--- Work instruction ---
For the word "value", state how many lines below contain it. Give no other text.

====

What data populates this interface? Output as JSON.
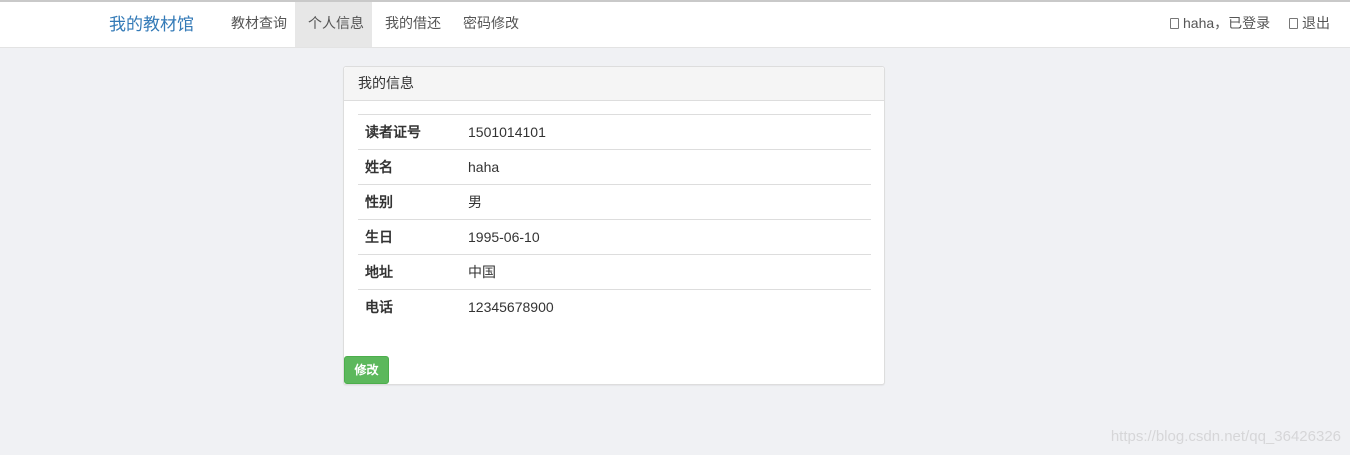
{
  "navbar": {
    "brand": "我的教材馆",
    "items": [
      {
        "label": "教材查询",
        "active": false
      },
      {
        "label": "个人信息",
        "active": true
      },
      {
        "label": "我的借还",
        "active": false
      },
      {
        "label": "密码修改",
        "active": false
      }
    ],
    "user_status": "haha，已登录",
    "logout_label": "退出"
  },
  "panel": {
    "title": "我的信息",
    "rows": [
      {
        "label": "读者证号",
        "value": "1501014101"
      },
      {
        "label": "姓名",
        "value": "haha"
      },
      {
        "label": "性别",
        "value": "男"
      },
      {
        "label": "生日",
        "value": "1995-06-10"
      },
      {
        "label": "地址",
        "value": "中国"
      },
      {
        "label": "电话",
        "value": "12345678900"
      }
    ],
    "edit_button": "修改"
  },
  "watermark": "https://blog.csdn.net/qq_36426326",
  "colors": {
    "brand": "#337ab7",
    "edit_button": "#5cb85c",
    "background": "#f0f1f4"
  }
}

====

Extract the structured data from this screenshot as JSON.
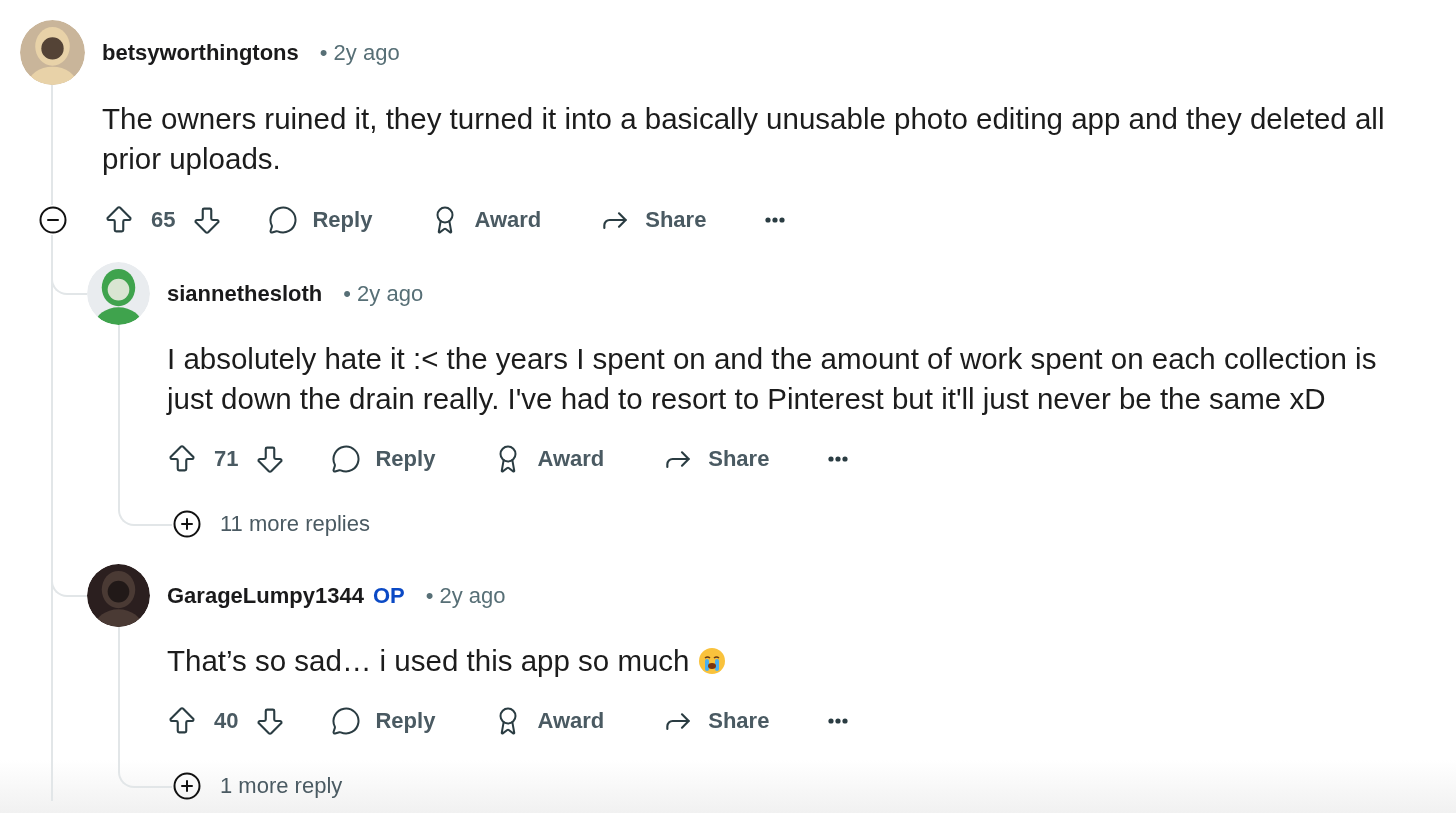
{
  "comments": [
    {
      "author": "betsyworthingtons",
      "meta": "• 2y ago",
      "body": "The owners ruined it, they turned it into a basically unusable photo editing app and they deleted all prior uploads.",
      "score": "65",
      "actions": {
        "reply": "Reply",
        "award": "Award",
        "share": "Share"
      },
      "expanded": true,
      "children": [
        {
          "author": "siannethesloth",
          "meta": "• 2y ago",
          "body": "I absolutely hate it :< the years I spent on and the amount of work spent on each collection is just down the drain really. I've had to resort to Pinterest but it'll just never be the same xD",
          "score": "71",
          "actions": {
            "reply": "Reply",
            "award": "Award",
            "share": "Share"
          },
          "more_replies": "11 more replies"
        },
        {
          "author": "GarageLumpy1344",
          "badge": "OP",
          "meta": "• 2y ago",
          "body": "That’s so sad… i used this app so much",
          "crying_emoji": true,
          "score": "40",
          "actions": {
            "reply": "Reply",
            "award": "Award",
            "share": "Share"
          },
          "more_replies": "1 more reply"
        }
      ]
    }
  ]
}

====

--- Worked solution ---
6